------ Data ------

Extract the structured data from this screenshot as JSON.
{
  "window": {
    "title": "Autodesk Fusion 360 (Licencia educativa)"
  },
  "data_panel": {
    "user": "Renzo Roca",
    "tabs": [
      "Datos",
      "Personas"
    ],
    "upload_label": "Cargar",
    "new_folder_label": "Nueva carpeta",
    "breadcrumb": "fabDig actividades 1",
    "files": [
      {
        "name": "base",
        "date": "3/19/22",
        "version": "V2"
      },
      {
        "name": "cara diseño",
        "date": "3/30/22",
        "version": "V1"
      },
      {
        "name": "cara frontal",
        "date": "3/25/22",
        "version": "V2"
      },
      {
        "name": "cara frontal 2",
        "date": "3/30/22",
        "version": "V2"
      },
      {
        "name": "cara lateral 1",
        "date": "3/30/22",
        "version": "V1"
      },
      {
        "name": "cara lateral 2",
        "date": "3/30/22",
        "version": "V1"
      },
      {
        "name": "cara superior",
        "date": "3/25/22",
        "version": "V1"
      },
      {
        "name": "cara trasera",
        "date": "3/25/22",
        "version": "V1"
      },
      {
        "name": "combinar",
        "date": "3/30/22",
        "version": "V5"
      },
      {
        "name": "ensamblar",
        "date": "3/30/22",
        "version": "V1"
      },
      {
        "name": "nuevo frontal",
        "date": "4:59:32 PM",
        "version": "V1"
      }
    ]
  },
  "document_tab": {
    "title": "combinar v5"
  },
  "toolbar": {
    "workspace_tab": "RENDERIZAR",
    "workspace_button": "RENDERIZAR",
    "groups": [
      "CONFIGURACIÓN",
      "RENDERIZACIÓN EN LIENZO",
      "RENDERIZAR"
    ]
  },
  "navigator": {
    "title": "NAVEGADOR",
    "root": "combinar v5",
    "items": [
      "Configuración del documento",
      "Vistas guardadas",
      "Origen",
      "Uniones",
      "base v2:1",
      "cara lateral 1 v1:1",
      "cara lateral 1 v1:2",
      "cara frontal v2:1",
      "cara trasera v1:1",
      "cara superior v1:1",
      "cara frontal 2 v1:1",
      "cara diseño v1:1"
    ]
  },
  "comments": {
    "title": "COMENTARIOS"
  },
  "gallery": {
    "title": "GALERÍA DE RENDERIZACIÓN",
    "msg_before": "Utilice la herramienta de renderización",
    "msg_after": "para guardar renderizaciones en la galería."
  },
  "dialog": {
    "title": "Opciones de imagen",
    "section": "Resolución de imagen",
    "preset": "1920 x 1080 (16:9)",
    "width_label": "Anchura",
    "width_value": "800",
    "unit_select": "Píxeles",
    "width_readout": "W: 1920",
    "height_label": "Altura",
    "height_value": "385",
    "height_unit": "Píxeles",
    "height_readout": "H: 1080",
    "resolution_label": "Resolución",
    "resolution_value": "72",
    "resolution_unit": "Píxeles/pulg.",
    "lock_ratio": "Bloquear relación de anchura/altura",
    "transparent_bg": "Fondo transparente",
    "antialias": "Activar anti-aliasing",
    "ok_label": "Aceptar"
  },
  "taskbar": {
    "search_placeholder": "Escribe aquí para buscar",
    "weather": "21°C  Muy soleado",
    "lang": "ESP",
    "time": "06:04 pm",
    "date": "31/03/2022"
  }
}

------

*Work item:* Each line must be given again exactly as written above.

*Exercise answer:*
Extract the structured data from this screenshot as JSON.
{
  "window": {
    "title": "Autodesk Fusion 360 (Licencia educativa)"
  },
  "data_panel": {
    "user": "Renzo Roca",
    "tabs": [
      "Datos",
      "Personas"
    ],
    "upload_label": "Cargar",
    "new_folder_label": "Nueva carpeta",
    "breadcrumb": "fabDig actividades 1",
    "files": [
      {
        "name": "base",
        "date": "3/19/22",
        "version": "V2"
      },
      {
        "name": "cara diseño",
        "date": "3/30/22",
        "version": "V1"
      },
      {
        "name": "cara frontal",
        "date": "3/25/22",
        "version": "V2"
      },
      {
        "name": "cara frontal 2",
        "date": "3/30/22",
        "version": "V2"
      },
      {
        "name": "cara lateral 1",
        "date": "3/30/22",
        "version": "V1"
      },
      {
        "name": "cara lateral 2",
        "date": "3/30/22",
        "version": "V1"
      },
      {
        "name": "cara superior",
        "date": "3/25/22",
        "version": "V1"
      },
      {
        "name": "cara trasera",
        "date": "3/25/22",
        "version": "V1"
      },
      {
        "name": "combinar",
        "date": "3/30/22",
        "version": "V5"
      },
      {
        "name": "ensamblar",
        "date": "3/30/22",
        "version": "V1"
      },
      {
        "name": "nuevo frontal",
        "date": "4:59:32 PM",
        "version": "V1"
      }
    ]
  },
  "document_tab": {
    "title": "combinar v5"
  },
  "toolbar": {
    "workspace_tab": "RENDERIZAR",
    "workspace_button": "RENDERIZAR",
    "groups": [
      "CONFIGURACIÓN",
      "RENDERIZACIÓN EN LIENZO",
      "RENDERIZAR"
    ]
  },
  "navigator": {
    "title": "NAVEGADOR",
    "root": "combinar v5",
    "items": [
      "Configuración del documento",
      "Vistas guardadas",
      "Origen",
      "Uniones",
      "base v2:1",
      "cara lateral 1 v1:1",
      "cara lateral 1 v1:2",
      "cara frontal v2:1",
      "cara trasera v1:1",
      "cara superior v1:1",
      "cara frontal 2 v1:1",
      "cara diseño v1:1"
    ]
  },
  "comments": {
    "title": "COMENTARIOS"
  },
  "gallery": {
    "title": "GALERÍA DE RENDERIZACIÓN",
    "msg_before": "Utilice la herramienta de renderización",
    "msg_after": "para guardar renderizaciones en la galería."
  },
  "dialog": {
    "title": "Opciones de imagen",
    "section": "Resolución de imagen",
    "preset": "1920 x 1080 (16:9)",
    "width_label": "Anchura",
    "width_value": "800",
    "unit_select": "Píxeles",
    "width_readout": "W: 1920",
    "height_label": "Altura",
    "height_value": "385",
    "height_unit": "Píxeles",
    "height_readout": "H: 1080",
    "resolution_label": "Resolución",
    "resolution_value": "72",
    "resolution_unit": "Píxeles/pulg.",
    "lock_ratio": "Bloquear relación de anchura/altura",
    "transparent_bg": "Fondo transparente",
    "antialias": "Activar anti-aliasing",
    "ok_label": "Aceptar"
  },
  "taskbar": {
    "search_placeholder": "Escribe aquí para buscar",
    "weather": "21°C  Muy soleado",
    "lang": "ESP",
    "time": "06:04 pm",
    "date": "31/03/2022"
  }
}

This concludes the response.